This week’s Religion and Ethics program on PBS featured an analysis of Pope Francis’s stirring speeches in Brazil. Rev. Thomas Reese, SJ was asked if the Pope’s focus on concern for the poor might be a result of the large number of Catholics in Latin America converting to Evangelical faiths. He answered affirmatively: “We[’ve tended] to teach people the catechism instead of teaching about Jesus and the gospel message of compassion, love, and justice.”
Like their Catholic cousins, Mormon leaders tend to emphasize a catechism of Mormon doctrine rather than the gospel of Jesus. A glance at the 2012 manual of 24 lessons for Priesthood/Relief Society classes shows three lessons focused on Jesus’s teachings: “Love Thy Neighbour as Thyself,” “The Power of Kindness,” and “Of You It Is Required to Forgive.” Four lessons are devoted to sharing the Mormon gospel. The remaining lessons are about doctrines such as priesthood and living Mormon teachings such as sustaining leaders and doing temple work. The 2013 manual has as few lessons on Jesus’s teachings, less emphasis on missionary work, and more emphasis on the next life.
Conference addresses show a similar pattern. Of the 58 topics listed for the April 2013 General Conference, only 17 dealt with basic teachings of Jesus: Peace, faith, forgiveness, gratitude, hope, humility, discipleship, and love. I hoped to find integrity and honesty in the three addresses listed under morality, but all three were basically about chastity.
A few years ago, the threefold mission of the Church, Proclaim the Gospel, Perfect the Saints, and Redeem the Dead, was expanded to include a fourth mandate, Care for the Poor. Nobody listening to General Conference or attending Church meetings in 2013 would be aware of that. The April General Conference had six addresses about missionary work, one about genealogy and four about temples. Perfecting the Saints appears to be mostly about urging members to be active Mormons. Clearly, proclaiming the gospel and redeeming the dead are more important than caring for the poor, a topic missing from the lists.

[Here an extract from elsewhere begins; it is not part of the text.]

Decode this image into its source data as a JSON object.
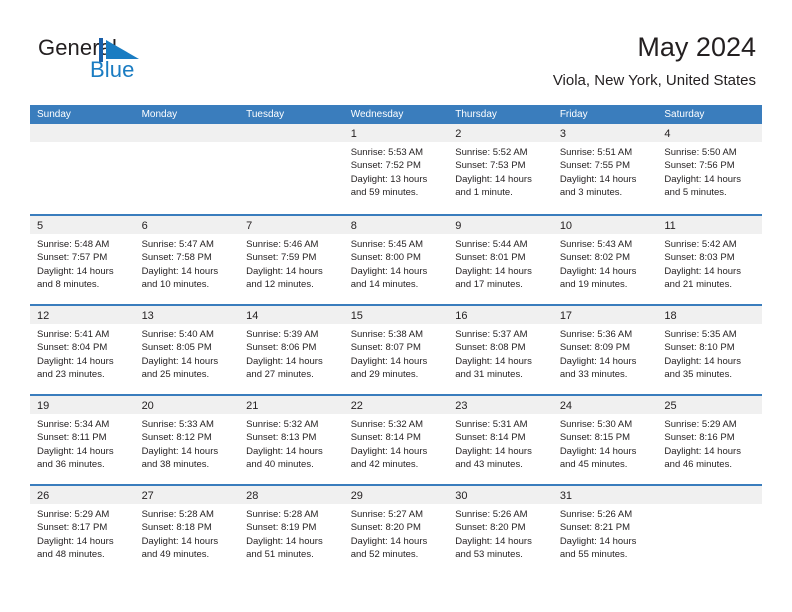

Mormon leaders concerned about the significant dropout rate of Mormon members might do well to listen to the Pope. Activation will not be resolved by fellowshipping alone—and certainly not for members who dropped out to seek basic Christian values elsewhere.